- Parent — The mother, a man presumed to be the father, a man legally determined to be the father, a man who has been adjudicated to be the father by a court of competent jurisdiction, a man who has acknowledged his paternity under applicable law, or an adoptive mother or father. A parent does not include a parent as to whom the parent-child relationship has been terminated unless the person is ordered to pay child support or to provide medical support for a child for purposes of establishing, determining the terms of, modifying, or enforcing an order.
- Parent-Child Relationship — The legal relationship between a child and the child’s parents as provided by Chapter 160 of the Texas Family Code. The term includes the mother and child relationship and the father and child relationship.
- Standard Possession Order — An order that provides a parent with rights of possession of a child in accordance with the terms and conditions of Subchapter F, Chapter 153 of the Texas Family Code.
- Suit Affecting the Parent-Child Relationship — A suit filed as provided by this title in which the appointment of a managing conservator or a possessory conservator, access to or support of a child, or establishment or termination of the parent-child relationship is requested. The following are not suits affecting the parent-child relationship: a habeas corpus proceeding under Chapter 157 of the Texas Family Code; a proceeding filed under Chapter 159 of the Texas Family Code to determine parentage or to establish, enforce, or modify child support, whether this state is acting as the initiating or responding state; and a proceeding under Title 2.
While these terms will give you some context in a family law case, they can only take you so far. It is highly advised you seek out an experienced attorney to guide you through family legal affairs.
Family Law Attorneys in Houston, TX
If you need help with a family law matter in Southeast Texas, it will be in your best interest to retain legal counsel. At The Gonzalez Law Group, our family law department will work tirelessly to help you achieve the most favorable possible outcome to your situation. We take pride in the quality service we provide for our clients from the initial consultation throughout the process and afterward. Family legal affairs are complicated and difficult, they can also be emotionally devastating. By you trusting us with your family legal matters we take the time to develop a strategy that demonstrates your best interest, we are dedicated to protecting your rights, and providing you with the resources and tools you need to be successful.

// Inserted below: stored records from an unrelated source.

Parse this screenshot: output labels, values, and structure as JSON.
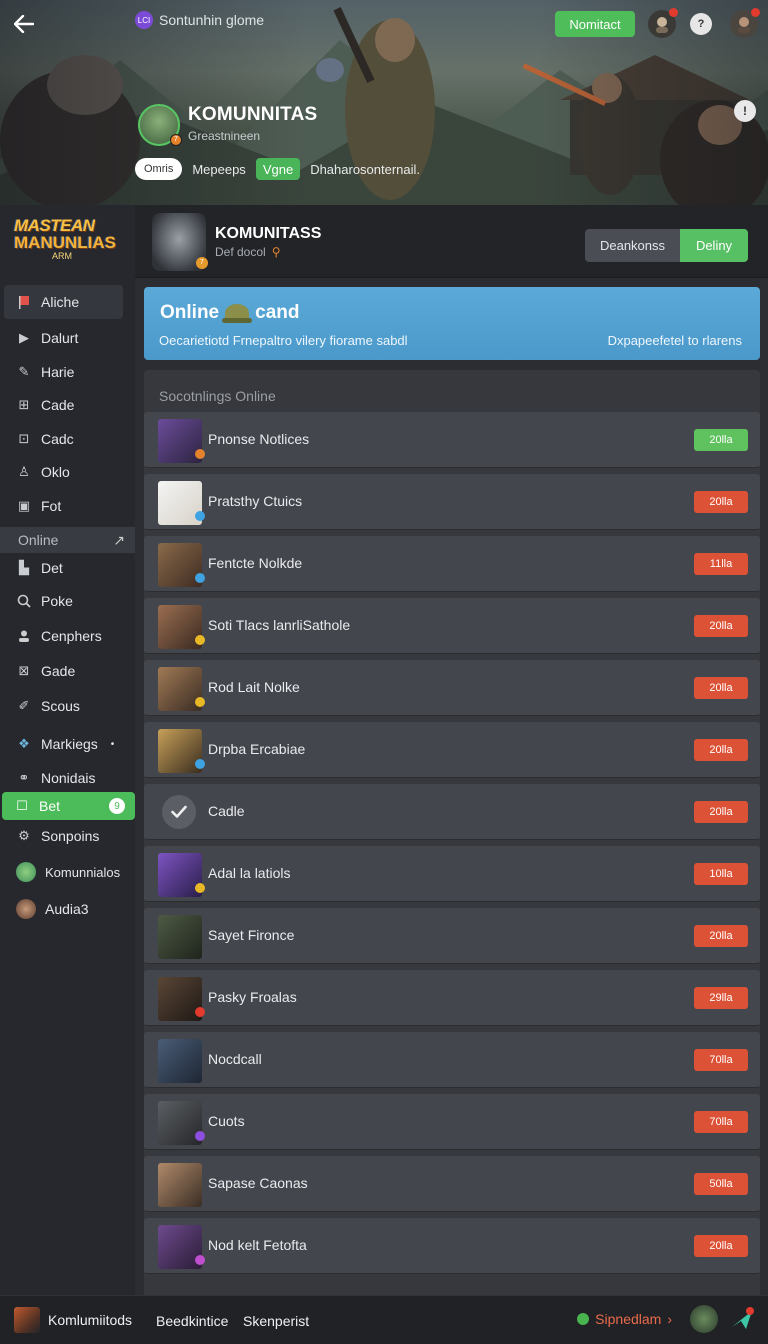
{
  "header": {
    "app_title": "Sontunhin glome",
    "app_logo_text": "LCI",
    "nomitact_label": "Nomitact",
    "profile_name": "KOMUNNITAS",
    "profile_sub": "Greastnineen",
    "chips": [
      "Omris",
      "Mepeeps",
      "Vgne",
      "Dhaharosonternail."
    ],
    "info_label": "!"
  },
  "sidebar": {
    "brand_line1": "MASTEAN",
    "brand_line2": "MANUNLIAS",
    "brand_line3": "ARM",
    "items": [
      {
        "label": "Aliche",
        "icon": "flag-icon"
      },
      {
        "label": "Dalurt",
        "icon": "play-icon"
      },
      {
        "label": "Harie",
        "icon": "wrench-icon"
      },
      {
        "label": "Cade",
        "icon": "gamepad-icon"
      },
      {
        "label": "Cadc",
        "icon": "chart-icon"
      },
      {
        "label": "Oklo",
        "icon": "user-lock-icon"
      },
      {
        "label": "Fot",
        "icon": "doc-icon"
      }
    ],
    "section_label": "Online",
    "items2": [
      {
        "label": "Det",
        "icon": "cup-icon"
      },
      {
        "label": "Poke",
        "icon": "search-icon"
      },
      {
        "label": "Cenphers",
        "icon": "person-icon"
      },
      {
        "label": "Gade",
        "icon": "grid-icon"
      },
      {
        "label": "Scous",
        "icon": "pen-icon"
      },
      {
        "label": "Markiegs",
        "icon": "stack-icon"
      },
      {
        "label": "Nonidais",
        "icon": "link-icon"
      }
    ],
    "active_item": {
      "label": "Bet",
      "icon": "edit-icon",
      "badge": "9"
    },
    "items3": [
      {
        "label": "Sonpoins",
        "icon": "gear-icon"
      },
      {
        "label": "Komunnialos",
        "icon": "group-avatar-icon"
      },
      {
        "label": "Audia3",
        "icon": "user-avatar-icon"
      }
    ]
  },
  "community": {
    "name": "KOMUNITASS",
    "sub": "Def docol",
    "badge": "7",
    "seg_left": "Deankonss",
    "seg_right": "Deliny"
  },
  "banner": {
    "title_a": "Online",
    "title_b": "cand",
    "desc_left": "Oecarietiotd Frnepaltro vilery fiorame sabdl",
    "desc_right": "Dxpapeefetel to rlarens"
  },
  "online": {
    "title": "Socotnlings Online",
    "rows": [
      {
        "name": "Pnonse Notlices",
        "value": "20lla",
        "status": "green"
      },
      {
        "name": "Pratsthy Ctuics",
        "value": "20lla",
        "status": "red"
      },
      {
        "name": "Fentcte Nolkde",
        "value": "11lla",
        "status": "red"
      },
      {
        "name": "Soti Tlacs lanrliSathole",
        "value": "20lla",
        "status": "red"
      },
      {
        "name": "Rod Lait Nolke",
        "value": "20lla",
        "status": "red"
      },
      {
        "name": "Drpba Ercabiae",
        "value": "20lla",
        "status": "red"
      },
      {
        "name": "Cadle",
        "value": "20lla",
        "status": "red"
      },
      {
        "name": "Adal la latiols",
        "value": "10lla",
        "status": "red"
      },
      {
        "name": "Sayet Fironce",
        "value": "20lla",
        "status": "red"
      },
      {
        "name": "Pasky Froalas",
        "value": "29lla",
        "status": "red"
      },
      {
        "name": "Nocdcall",
        "value": "70lla",
        "status": "red"
      },
      {
        "name": "Cuots",
        "value": "70lla",
        "status": "red"
      },
      {
        "name": "Sapase Caonas",
        "value": "50lla",
        "status": "red"
      },
      {
        "name": "Nod kelt Fetofta",
        "value": "20lla",
        "status": "red"
      }
    ]
  },
  "bottombar": {
    "left_label": "Komlumiitods",
    "tab1": "Beedkintice",
    "tab2": "Skenperist",
    "right_label": "Sipnedlam"
  }
}
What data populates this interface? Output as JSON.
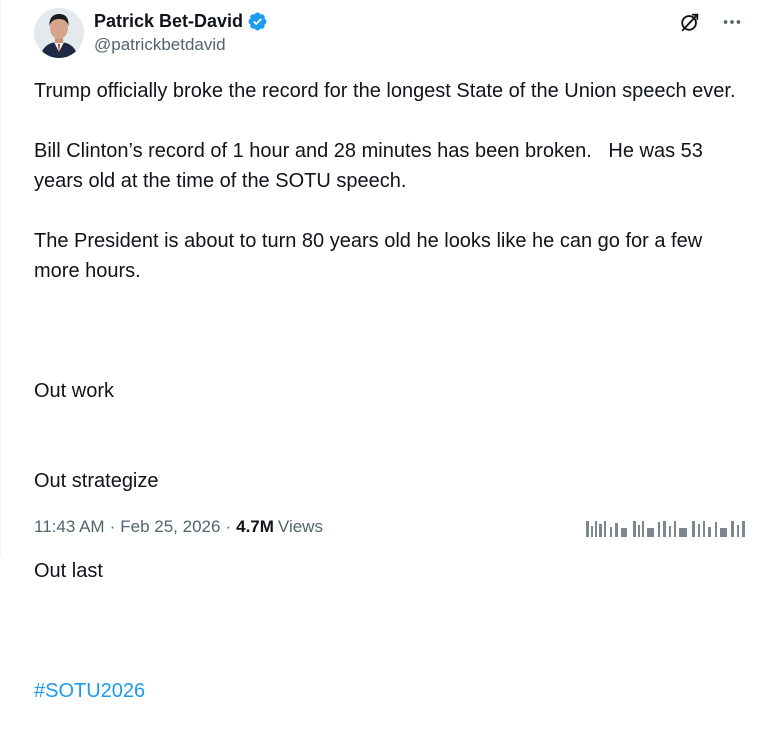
{
  "author": {
    "display_name": "Patrick Bet-David",
    "handle": "@patrickbetdavid",
    "verified_color": "#1d9bf0"
  },
  "actions": {
    "grok_icon": "grok-icon",
    "more_icon": "more-options-icon"
  },
  "post": {
    "paragraphs": [
      "Trump officially broke the record for the longest State of the Union speech ever.",
      "Bill Clinton’s record of 1 hour and 28 minutes has been broken.   He was 53 years old at the time of the SOTU speech.",
      "The President is about to turn 80 years old he looks like he can go for a few more hours."
    ],
    "closing_lines": [
      "Out work",
      "Out strategize",
      "Out last"
    ],
    "hashtag": "#SOTU2026"
  },
  "meta": {
    "time": "11:43 AM",
    "separator": "·",
    "date": "Feb 25, 2026",
    "views_count": "4.7M",
    "views_label": "Views"
  },
  "colors": {
    "text": "#0f1419",
    "secondary": "#536471",
    "link": "#1d9bf0"
  }
}
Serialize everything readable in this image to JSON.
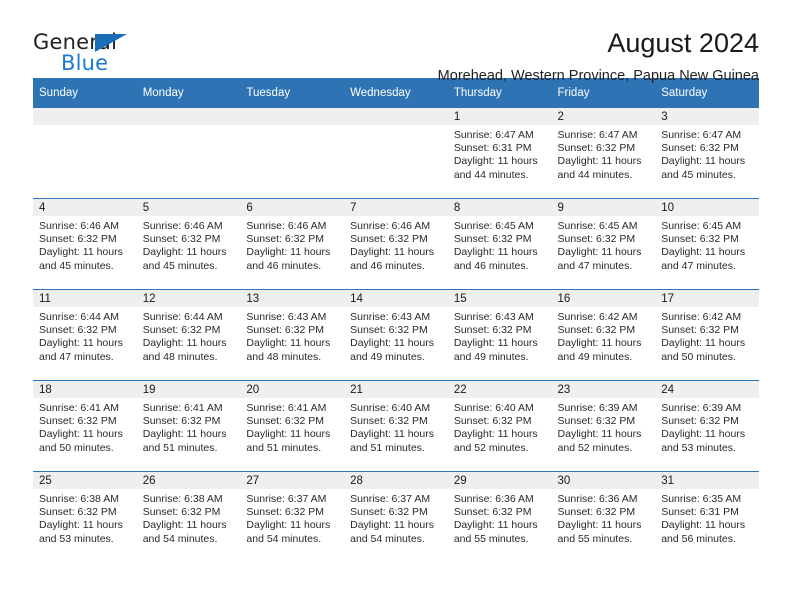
{
  "brand": {
    "name_top": "General",
    "name_bottom": "Blue",
    "accent_color": "#1b7ad1",
    "triangle_color": "#1b6eb5"
  },
  "header": {
    "title": "August 2024",
    "subtitle": "Morehead, Western Province, Papua New Guinea"
  },
  "calendar": {
    "header_bg": "#2e74b5",
    "daynum_bg": "#efefef",
    "weekday_headers": [
      "Sunday",
      "Monday",
      "Tuesday",
      "Wednesday",
      "Thursday",
      "Friday",
      "Saturday"
    ],
    "weeks": [
      [
        {
          "day": "",
          "lines": []
        },
        {
          "day": "",
          "lines": []
        },
        {
          "day": "",
          "lines": []
        },
        {
          "day": "",
          "lines": []
        },
        {
          "day": "1",
          "lines": [
            "Sunrise: 6:47 AM",
            "Sunset: 6:31 PM",
            "Daylight: 11 hours",
            "and 44 minutes."
          ]
        },
        {
          "day": "2",
          "lines": [
            "Sunrise: 6:47 AM",
            "Sunset: 6:32 PM",
            "Daylight: 11 hours",
            "and 44 minutes."
          ]
        },
        {
          "day": "3",
          "lines": [
            "Sunrise: 6:47 AM",
            "Sunset: 6:32 PM",
            "Daylight: 11 hours",
            "and 45 minutes."
          ]
        }
      ],
      [
        {
          "day": "4",
          "lines": [
            "Sunrise: 6:46 AM",
            "Sunset: 6:32 PM",
            "Daylight: 11 hours",
            "and 45 minutes."
          ]
        },
        {
          "day": "5",
          "lines": [
            "Sunrise: 6:46 AM",
            "Sunset: 6:32 PM",
            "Daylight: 11 hours",
            "and 45 minutes."
          ]
        },
        {
          "day": "6",
          "lines": [
            "Sunrise: 6:46 AM",
            "Sunset: 6:32 PM",
            "Daylight: 11 hours",
            "and 46 minutes."
          ]
        },
        {
          "day": "7",
          "lines": [
            "Sunrise: 6:46 AM",
            "Sunset: 6:32 PM",
            "Daylight: 11 hours",
            "and 46 minutes."
          ]
        },
        {
          "day": "8",
          "lines": [
            "Sunrise: 6:45 AM",
            "Sunset: 6:32 PM",
            "Daylight: 11 hours",
            "and 46 minutes."
          ]
        },
        {
          "day": "9",
          "lines": [
            "Sunrise: 6:45 AM",
            "Sunset: 6:32 PM",
            "Daylight: 11 hours",
            "and 47 minutes."
          ]
        },
        {
          "day": "10",
          "lines": [
            "Sunrise: 6:45 AM",
            "Sunset: 6:32 PM",
            "Daylight: 11 hours",
            "and 47 minutes."
          ]
        }
      ],
      [
        {
          "day": "11",
          "lines": [
            "Sunrise: 6:44 AM",
            "Sunset: 6:32 PM",
            "Daylight: 11 hours",
            "and 47 minutes."
          ]
        },
        {
          "day": "12",
          "lines": [
            "Sunrise: 6:44 AM",
            "Sunset: 6:32 PM",
            "Daylight: 11 hours",
            "and 48 minutes."
          ]
        },
        {
          "day": "13",
          "lines": [
            "Sunrise: 6:43 AM",
            "Sunset: 6:32 PM",
            "Daylight: 11 hours",
            "and 48 minutes."
          ]
        },
        {
          "day": "14",
          "lines": [
            "Sunrise: 6:43 AM",
            "Sunset: 6:32 PM",
            "Daylight: 11 hours",
            "and 49 minutes."
          ]
        },
        {
          "day": "15",
          "lines": [
            "Sunrise: 6:43 AM",
            "Sunset: 6:32 PM",
            "Daylight: 11 hours",
            "and 49 minutes."
          ]
        },
        {
          "day": "16",
          "lines": [
            "Sunrise: 6:42 AM",
            "Sunset: 6:32 PM",
            "Daylight: 11 hours",
            "and 49 minutes."
          ]
        },
        {
          "day": "17",
          "lines": [
            "Sunrise: 6:42 AM",
            "Sunset: 6:32 PM",
            "Daylight: 11 hours",
            "and 50 minutes."
          ]
        }
      ],
      [
        {
          "day": "18",
          "lines": [
            "Sunrise: 6:41 AM",
            "Sunset: 6:32 PM",
            "Daylight: 11 hours",
            "and 50 minutes."
          ]
        },
        {
          "day": "19",
          "lines": [
            "Sunrise: 6:41 AM",
            "Sunset: 6:32 PM",
            "Daylight: 11 hours",
            "and 51 minutes."
          ]
        },
        {
          "day": "20",
          "lines": [
            "Sunrise: 6:41 AM",
            "Sunset: 6:32 PM",
            "Daylight: 11 hours",
            "and 51 minutes."
          ]
        },
        {
          "day": "21",
          "lines": [
            "Sunrise: 6:40 AM",
            "Sunset: 6:32 PM",
            "Daylight: 11 hours",
            "and 51 minutes."
          ]
        },
        {
          "day": "22",
          "lines": [
            "Sunrise: 6:40 AM",
            "Sunset: 6:32 PM",
            "Daylight: 11 hours",
            "and 52 minutes."
          ]
        },
        {
          "day": "23",
          "lines": [
            "Sunrise: 6:39 AM",
            "Sunset: 6:32 PM",
            "Daylight: 11 hours",
            "and 52 minutes."
          ]
        },
        {
          "day": "24",
          "lines": [
            "Sunrise: 6:39 AM",
            "Sunset: 6:32 PM",
            "Daylight: 11 hours",
            "and 53 minutes."
          ]
        }
      ],
      [
        {
          "day": "25",
          "lines": [
            "Sunrise: 6:38 AM",
            "Sunset: 6:32 PM",
            "Daylight: 11 hours",
            "and 53 minutes."
          ]
        },
        {
          "day": "26",
          "lines": [
            "Sunrise: 6:38 AM",
            "Sunset: 6:32 PM",
            "Daylight: 11 hours",
            "and 54 minutes."
          ]
        },
        {
          "day": "27",
          "lines": [
            "Sunrise: 6:37 AM",
            "Sunset: 6:32 PM",
            "Daylight: 11 hours",
            "and 54 minutes."
          ]
        },
        {
          "day": "28",
          "lines": [
            "Sunrise: 6:37 AM",
            "Sunset: 6:32 PM",
            "Daylight: 11 hours",
            "and 54 minutes."
          ]
        },
        {
          "day": "29",
          "lines": [
            "Sunrise: 6:36 AM",
            "Sunset: 6:32 PM",
            "Daylight: 11 hours",
            "and 55 minutes."
          ]
        },
        {
          "day": "30",
          "lines": [
            "Sunrise: 6:36 AM",
            "Sunset: 6:32 PM",
            "Daylight: 11 hours",
            "and 55 minutes."
          ]
        },
        {
          "day": "31",
          "lines": [
            "Sunrise: 6:35 AM",
            "Sunset: 6:31 PM",
            "Daylight: 11 hours",
            "and 56 minutes."
          ]
        }
      ]
    ]
  }
}
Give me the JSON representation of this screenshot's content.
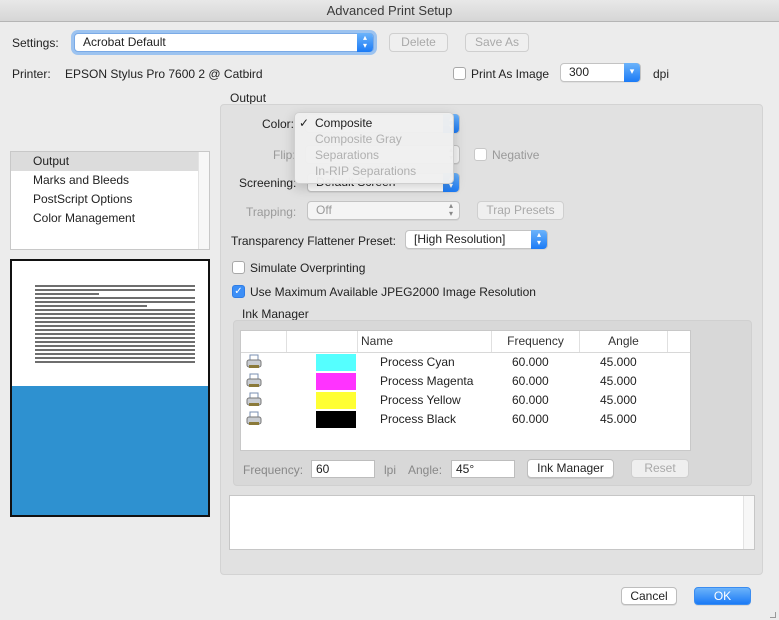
{
  "window": {
    "title": "Advanced Print Setup"
  },
  "settings": {
    "label": "Settings:",
    "value": "Acrobat Default",
    "delete_label": "Delete",
    "save_as_label": "Save As"
  },
  "printer": {
    "label": "Printer:",
    "value": "EPSON Stylus Pro 7600 2 @ Catbird",
    "print_as_image_label": "Print As Image",
    "print_as_image_checked": false,
    "dpi_value": "300",
    "dpi_unit": "dpi"
  },
  "sidebar": {
    "items": [
      {
        "label": "Output",
        "selected": true
      },
      {
        "label": "Marks and Bleeds",
        "selected": false
      },
      {
        "label": "PostScript Options",
        "selected": false
      },
      {
        "label": "Color Management",
        "selected": false
      }
    ]
  },
  "preview": {
    "accent_color": "#2e91d0"
  },
  "output": {
    "section_title": "Output",
    "color_label": "Color:",
    "color_menu": {
      "options": [
        {
          "label": "Composite",
          "checked": true,
          "enabled": true
        },
        {
          "label": "Composite Gray",
          "checked": false,
          "enabled": false
        },
        {
          "label": "Separations",
          "checked": false,
          "enabled": false
        },
        {
          "label": "In-RIP Separations",
          "checked": false,
          "enabled": false
        }
      ]
    },
    "flip_label": "Flip:",
    "negative_label": "Negative",
    "negative_checked": false,
    "screening_label": "Screening:",
    "screening_value": "Default Screen",
    "trapping_label": "Trapping:",
    "trapping_value": "Off",
    "trap_presets_label": "Trap Presets",
    "flattener_label": "Transparency Flattener Preset:",
    "flattener_value": "[High Resolution]",
    "simulate_overprinting_label": "Simulate Overprinting",
    "simulate_overprinting_checked": false,
    "jpeg2000_label": "Use Maximum Available JPEG2000 Image Resolution",
    "jpeg2000_checked": true
  },
  "ink_manager": {
    "title": "Ink Manager",
    "columns": [
      "",
      "",
      "Name",
      "Frequency",
      "Angle"
    ],
    "rows": [
      {
        "icon": "printer-icon",
        "swatch": "#55ffff",
        "name": "Process Cyan",
        "frequency": "60.000",
        "angle": "45.000"
      },
      {
        "icon": "printer-icon",
        "swatch": "#ff33ff",
        "name": "Process Magenta",
        "frequency": "60.000",
        "angle": "45.000"
      },
      {
        "icon": "printer-icon",
        "swatch": "#ffff33",
        "name": "Process Yellow",
        "frequency": "60.000",
        "angle": "45.000"
      },
      {
        "icon": "printer-icon",
        "swatch": "#000000",
        "name": "Process Black",
        "frequency": "60.000",
        "angle": "45.000"
      }
    ],
    "frequency_label": "Frequency:",
    "frequency_value": "60",
    "frequency_unit": "lpi",
    "angle_label": "Angle:",
    "angle_value": "45°",
    "ink_manager_button": "Ink Manager",
    "reset_button": "Reset"
  },
  "footer": {
    "cancel_label": "Cancel",
    "ok_label": "OK"
  }
}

Our lawyers in Houston assist individuals in the greater Harris County area including Pearland, Baytown, Seabrook, La Porte, Pasadena, Galena Park, Friendswood, and many others. You can have our attorneys review your case and help you understand all of your legal options when you call (832) 530-4070 or submit an online contact form to have our lawyers review your case and discuss all of your legal options during a free, confidential consultation.